**What you have to do**
Spot each line in the data below containing "this" and copy it.

BEGIN Records to use

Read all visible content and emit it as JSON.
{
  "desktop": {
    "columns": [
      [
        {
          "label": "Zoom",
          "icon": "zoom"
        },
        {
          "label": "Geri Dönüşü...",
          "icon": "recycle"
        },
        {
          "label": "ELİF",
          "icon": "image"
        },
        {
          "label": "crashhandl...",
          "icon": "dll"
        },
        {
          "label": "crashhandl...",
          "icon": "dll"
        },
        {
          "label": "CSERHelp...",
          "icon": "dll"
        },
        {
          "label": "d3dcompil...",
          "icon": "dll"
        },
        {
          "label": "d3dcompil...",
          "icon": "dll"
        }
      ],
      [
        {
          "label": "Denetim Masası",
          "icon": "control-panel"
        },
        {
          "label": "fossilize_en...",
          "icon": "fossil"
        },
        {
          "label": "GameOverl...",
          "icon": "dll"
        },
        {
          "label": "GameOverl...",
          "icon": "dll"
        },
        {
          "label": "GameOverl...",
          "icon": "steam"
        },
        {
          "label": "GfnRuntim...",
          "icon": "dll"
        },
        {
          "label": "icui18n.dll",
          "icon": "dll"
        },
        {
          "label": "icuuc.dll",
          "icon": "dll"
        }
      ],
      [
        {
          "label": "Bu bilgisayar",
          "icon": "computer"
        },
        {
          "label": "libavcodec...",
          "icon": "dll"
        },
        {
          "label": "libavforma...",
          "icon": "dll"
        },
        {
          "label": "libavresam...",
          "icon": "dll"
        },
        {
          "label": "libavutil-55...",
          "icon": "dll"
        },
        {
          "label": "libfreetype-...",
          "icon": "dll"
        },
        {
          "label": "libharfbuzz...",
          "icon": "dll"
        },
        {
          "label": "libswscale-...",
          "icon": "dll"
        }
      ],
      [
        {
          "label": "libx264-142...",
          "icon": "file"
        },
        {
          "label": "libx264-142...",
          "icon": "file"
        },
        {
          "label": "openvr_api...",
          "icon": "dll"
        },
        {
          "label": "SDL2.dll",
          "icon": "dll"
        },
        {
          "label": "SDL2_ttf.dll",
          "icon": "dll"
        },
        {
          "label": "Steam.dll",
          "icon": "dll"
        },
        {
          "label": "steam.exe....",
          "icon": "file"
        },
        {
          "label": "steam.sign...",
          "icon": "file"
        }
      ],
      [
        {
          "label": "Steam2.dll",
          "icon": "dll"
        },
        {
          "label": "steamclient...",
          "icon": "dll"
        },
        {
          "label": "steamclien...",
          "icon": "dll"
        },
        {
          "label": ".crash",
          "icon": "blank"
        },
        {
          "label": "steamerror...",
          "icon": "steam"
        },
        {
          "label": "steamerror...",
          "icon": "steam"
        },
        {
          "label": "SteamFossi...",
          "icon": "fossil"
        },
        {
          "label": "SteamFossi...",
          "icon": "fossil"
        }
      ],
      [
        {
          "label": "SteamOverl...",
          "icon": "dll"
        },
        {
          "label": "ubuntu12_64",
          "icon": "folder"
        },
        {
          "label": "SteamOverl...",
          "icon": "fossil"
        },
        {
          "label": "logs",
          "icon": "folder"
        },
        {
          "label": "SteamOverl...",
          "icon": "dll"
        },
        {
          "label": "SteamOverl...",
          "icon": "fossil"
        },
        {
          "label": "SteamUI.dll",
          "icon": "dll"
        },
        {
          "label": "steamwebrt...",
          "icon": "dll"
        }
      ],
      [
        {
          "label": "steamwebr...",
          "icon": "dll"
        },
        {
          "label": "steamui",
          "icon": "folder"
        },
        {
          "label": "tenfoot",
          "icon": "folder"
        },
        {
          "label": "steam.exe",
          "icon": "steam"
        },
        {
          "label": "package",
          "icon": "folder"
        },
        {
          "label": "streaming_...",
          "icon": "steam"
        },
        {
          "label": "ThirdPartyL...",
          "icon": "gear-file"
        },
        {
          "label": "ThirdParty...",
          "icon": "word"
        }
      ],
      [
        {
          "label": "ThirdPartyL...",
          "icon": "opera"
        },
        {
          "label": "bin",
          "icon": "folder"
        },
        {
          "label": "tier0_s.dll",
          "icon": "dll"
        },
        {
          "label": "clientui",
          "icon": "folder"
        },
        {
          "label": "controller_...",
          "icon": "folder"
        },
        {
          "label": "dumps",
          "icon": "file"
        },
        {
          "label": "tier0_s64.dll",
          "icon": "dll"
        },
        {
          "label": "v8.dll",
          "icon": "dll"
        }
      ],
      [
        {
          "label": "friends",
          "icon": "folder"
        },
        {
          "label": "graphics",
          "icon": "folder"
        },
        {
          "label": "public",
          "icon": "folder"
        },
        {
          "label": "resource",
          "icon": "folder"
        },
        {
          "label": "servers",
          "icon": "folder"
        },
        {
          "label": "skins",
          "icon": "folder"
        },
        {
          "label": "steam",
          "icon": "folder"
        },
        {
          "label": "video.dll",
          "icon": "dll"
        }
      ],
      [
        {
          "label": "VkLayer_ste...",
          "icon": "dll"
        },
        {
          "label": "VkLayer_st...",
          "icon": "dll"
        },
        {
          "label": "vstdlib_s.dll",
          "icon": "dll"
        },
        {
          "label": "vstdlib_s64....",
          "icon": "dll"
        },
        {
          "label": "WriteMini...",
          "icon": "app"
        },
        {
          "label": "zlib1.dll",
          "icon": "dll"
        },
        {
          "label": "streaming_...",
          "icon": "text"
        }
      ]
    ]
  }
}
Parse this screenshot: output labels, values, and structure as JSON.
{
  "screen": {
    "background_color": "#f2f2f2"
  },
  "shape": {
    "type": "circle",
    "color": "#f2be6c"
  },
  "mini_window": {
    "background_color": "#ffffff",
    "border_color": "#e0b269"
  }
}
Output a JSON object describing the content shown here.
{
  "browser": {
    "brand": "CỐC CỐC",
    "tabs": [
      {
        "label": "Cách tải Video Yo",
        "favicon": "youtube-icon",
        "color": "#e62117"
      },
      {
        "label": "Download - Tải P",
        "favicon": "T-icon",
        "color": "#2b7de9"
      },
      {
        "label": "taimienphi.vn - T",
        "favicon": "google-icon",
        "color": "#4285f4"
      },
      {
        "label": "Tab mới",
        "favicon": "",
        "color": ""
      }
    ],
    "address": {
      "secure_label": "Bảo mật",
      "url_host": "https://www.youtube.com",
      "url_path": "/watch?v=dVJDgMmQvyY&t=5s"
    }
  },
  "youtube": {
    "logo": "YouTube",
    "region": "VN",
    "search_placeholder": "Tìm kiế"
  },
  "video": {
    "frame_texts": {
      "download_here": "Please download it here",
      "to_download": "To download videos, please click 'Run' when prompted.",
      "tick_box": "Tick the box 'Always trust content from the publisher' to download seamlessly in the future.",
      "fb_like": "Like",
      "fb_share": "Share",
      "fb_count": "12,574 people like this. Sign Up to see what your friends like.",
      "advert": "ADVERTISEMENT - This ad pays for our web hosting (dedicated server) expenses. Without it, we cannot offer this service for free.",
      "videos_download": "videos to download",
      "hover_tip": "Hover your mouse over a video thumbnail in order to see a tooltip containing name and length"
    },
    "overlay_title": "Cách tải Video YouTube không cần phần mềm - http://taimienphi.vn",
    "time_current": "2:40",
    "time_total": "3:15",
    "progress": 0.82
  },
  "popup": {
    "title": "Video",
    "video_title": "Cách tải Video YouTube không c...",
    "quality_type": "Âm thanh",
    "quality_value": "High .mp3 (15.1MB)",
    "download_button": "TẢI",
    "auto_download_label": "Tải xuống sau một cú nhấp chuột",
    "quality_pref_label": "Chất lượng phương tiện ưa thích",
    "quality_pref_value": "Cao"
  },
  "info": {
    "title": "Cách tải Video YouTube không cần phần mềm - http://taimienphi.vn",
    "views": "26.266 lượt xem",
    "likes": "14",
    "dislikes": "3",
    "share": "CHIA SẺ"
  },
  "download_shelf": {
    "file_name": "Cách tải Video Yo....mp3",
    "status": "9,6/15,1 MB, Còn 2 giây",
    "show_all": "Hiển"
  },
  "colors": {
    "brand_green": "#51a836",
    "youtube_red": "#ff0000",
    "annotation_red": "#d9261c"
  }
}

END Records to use

**Task response**
Parse this screenshot: output labels, values, and structure as JSON.
      "fb_count": "12,574 people like this. Sign Up to see what your friends like.",
      "advert": "ADVERTISEMENT - This ad pays for our web hosting (dedicated server) expenses. Without it, we cannot offer this service for free.",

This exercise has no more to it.